What has changed? A cynical conclusion would be that Sir Victor Blank, Mirror's chairman, has cooled on the prospect of a deal with Trinity now that he is no longer being promised the role of chairman in the combined group. Like Mr Montgomery, he has come to believe that Trinity should be forced to pay a premium for management control.
There's more to it than that, however. Regional Independent Media, backed by deep-pocketed venture capitalists, has already offered 200p in cash for each Mirror share, and is considering upping its bid. Even after yesterday's share price jump, Trinity's cash-and-shares offer is only worth 213p per Mirror share - well short of the 220p-230p that analysts think the company is worth.
Ultimately these are all just skirmishes in what remains a phoney war. The fact is that, until the Monopolies and Mergers Commission has cleared both potential bidders, neither is in a position to launch a firm offer. Given that the MMC investigation will take at least three months, any discussion of value in the meantime is largely futile.

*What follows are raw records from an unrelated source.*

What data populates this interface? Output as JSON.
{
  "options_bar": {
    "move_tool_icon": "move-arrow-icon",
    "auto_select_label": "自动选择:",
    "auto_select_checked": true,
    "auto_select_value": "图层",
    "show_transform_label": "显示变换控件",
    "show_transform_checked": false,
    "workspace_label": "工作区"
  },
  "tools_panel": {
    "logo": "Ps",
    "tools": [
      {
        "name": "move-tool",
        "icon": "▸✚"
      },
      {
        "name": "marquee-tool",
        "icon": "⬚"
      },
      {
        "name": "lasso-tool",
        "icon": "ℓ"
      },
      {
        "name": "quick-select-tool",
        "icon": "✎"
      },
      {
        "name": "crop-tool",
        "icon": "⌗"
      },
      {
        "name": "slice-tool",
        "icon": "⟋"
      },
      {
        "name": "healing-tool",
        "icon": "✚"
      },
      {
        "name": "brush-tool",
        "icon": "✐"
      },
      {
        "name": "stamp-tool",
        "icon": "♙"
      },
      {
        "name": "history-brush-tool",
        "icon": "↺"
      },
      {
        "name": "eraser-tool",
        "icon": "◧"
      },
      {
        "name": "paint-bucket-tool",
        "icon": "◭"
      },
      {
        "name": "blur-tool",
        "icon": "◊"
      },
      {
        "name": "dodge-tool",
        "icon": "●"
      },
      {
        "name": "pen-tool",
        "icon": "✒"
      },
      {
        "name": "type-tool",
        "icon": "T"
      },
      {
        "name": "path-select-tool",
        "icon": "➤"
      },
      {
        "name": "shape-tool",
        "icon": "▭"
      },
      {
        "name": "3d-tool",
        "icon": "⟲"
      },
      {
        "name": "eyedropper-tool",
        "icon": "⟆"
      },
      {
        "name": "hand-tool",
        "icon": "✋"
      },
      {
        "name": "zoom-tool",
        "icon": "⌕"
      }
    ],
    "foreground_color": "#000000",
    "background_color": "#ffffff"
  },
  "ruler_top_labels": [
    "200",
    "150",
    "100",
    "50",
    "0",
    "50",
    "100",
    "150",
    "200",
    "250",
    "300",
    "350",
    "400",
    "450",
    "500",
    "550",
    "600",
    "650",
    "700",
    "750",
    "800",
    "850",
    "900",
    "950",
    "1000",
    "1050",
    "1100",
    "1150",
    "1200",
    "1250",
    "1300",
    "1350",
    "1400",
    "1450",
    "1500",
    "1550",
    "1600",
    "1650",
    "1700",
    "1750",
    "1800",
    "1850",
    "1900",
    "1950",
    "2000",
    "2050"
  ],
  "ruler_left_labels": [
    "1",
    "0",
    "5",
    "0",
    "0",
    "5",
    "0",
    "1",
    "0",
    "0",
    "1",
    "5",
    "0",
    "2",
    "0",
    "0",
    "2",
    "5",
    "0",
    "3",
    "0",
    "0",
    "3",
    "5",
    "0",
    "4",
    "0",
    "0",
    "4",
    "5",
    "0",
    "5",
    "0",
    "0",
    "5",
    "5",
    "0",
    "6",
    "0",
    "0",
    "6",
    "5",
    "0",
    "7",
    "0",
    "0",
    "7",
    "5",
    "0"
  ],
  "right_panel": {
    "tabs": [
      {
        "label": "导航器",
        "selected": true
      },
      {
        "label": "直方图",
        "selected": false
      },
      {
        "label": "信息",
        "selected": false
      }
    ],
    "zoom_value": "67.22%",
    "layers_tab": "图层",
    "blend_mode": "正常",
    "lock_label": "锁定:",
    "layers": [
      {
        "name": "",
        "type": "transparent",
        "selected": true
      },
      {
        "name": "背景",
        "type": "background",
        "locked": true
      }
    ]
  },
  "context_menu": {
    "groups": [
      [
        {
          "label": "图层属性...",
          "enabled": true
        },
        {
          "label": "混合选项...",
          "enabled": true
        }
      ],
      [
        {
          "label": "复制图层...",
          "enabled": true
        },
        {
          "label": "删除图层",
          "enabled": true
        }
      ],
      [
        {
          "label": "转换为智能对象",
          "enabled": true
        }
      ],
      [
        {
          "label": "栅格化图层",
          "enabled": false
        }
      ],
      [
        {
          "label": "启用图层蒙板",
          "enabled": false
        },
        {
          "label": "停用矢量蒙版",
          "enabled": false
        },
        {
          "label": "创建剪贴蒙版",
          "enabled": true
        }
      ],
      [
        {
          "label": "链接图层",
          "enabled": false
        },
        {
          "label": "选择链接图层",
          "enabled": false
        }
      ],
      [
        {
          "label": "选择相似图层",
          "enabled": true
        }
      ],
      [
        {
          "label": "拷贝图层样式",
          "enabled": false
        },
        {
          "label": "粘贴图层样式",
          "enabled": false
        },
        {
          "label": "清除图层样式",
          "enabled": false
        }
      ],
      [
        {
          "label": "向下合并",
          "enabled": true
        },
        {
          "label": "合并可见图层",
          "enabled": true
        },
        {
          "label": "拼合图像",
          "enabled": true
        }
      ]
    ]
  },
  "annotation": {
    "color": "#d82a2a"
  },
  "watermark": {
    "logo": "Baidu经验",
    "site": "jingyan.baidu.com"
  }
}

RIM is likely to register its interest in Mirror with the Department of Trade and Industry this week, triggering the MMC enquiry. The Mirror board needs Trinity to throw its hat in the ring as well, so that there are still two bidders around to force up the price in three months' time. At the end of all this, Mirror shareholders won't tolerate being left empty-handed.